  11. Einstein was a ‘social activist’ • He held strong views about nationalism, about war, about materialism • Were these views in any way related to his science? • Did his ability to question basic assumptions about space and time flow over into a desire to question social assumptions and norms? • Is there a message in here for us somewhere in this current climate of all sorts of untested assumptions? • In Physics – Yes! How do we know that time readings at two such distant places are properly correlated? Ultimately this boils down to the question: how do we decide when events at two different places in the same frame of reference occur at the same time, i.e., simultaneously? Isn't universal simultaneity an intuitively obvious property of time? Here, I believe, Einstein was really helped by his philosophical readings. He undoubtedly got some help from his readings of Mach and Poincaré, but we know that he was engaged in a careful reading of Hume at about this time; and his later reminiscences attribute great significance to his reading of Hume's Treatise on Human Nature. What could he have gotten from Hume? I think it was a relational-as opposed to an absolute-concept of time and space. This is the view that time and space are not to be regarded as self-subsistent entities; rather one should speak of the temporal and spatial aspects of physical processes; "The doctrine," as Hume puts it, "that time is nothing but the manner, in which some real object exists." I believe the adoption of such a relational concept of time was a crucial step in freeing Einstein's outlook, enabling him to consider critically the tacit assumptions about time going into the usual arguments for the "obvious" velocity addition law. This was the second great moment of liberation of his thought. This is the text of "'What Song the Syrens Sang': How Did Einstein Discover Special Relativity?" as printed in John Stachel, Einstein from "B" to "Z" (Boston : Birkhäuser, 2002), pp. 157-169.

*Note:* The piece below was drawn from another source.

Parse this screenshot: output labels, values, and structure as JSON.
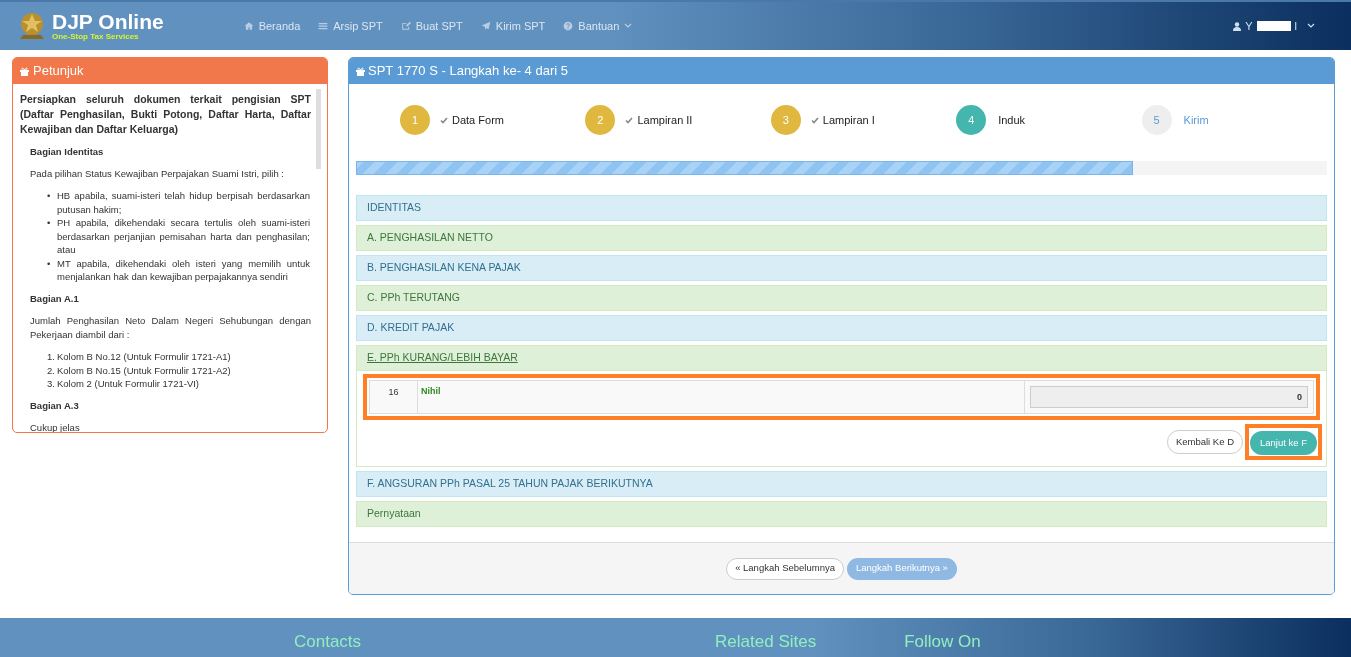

  12. Relativity and the GPS • GPS satellites clocks run slow by 6 millionths of a second per day (SR - time dilation) • Cannot synchronise by exchange of signals • GPS satellite clocks run fast by 45 millionths of a second per day (GR - gravitational blue shift) • Net effect: Run fast by 39 millionths of a second per day (=error of 12 kilometres)! • SOLUTION: Make the clocks run slow to compensate!

  13. Mysterious Magnetism + N S –

  14. Further Reading: Relativity • Subtle is the Lord - The Science and life of Albert Einstein, Abraham Pais, Clarendon Press, Oxford, 1982. • Spacetime Physics - Introduction to Special Relativity, Edwin Taylor and John A. Wheeler, Freeman, New York, 1992. • Relativity - The Special and the General Theory, Albert Einstein, Crown, New York, 1971. • The Principle of Relativity - A collection of original papers on the special and general theories, Einstein et. al, Dover 1952. • APS Einstein Web site •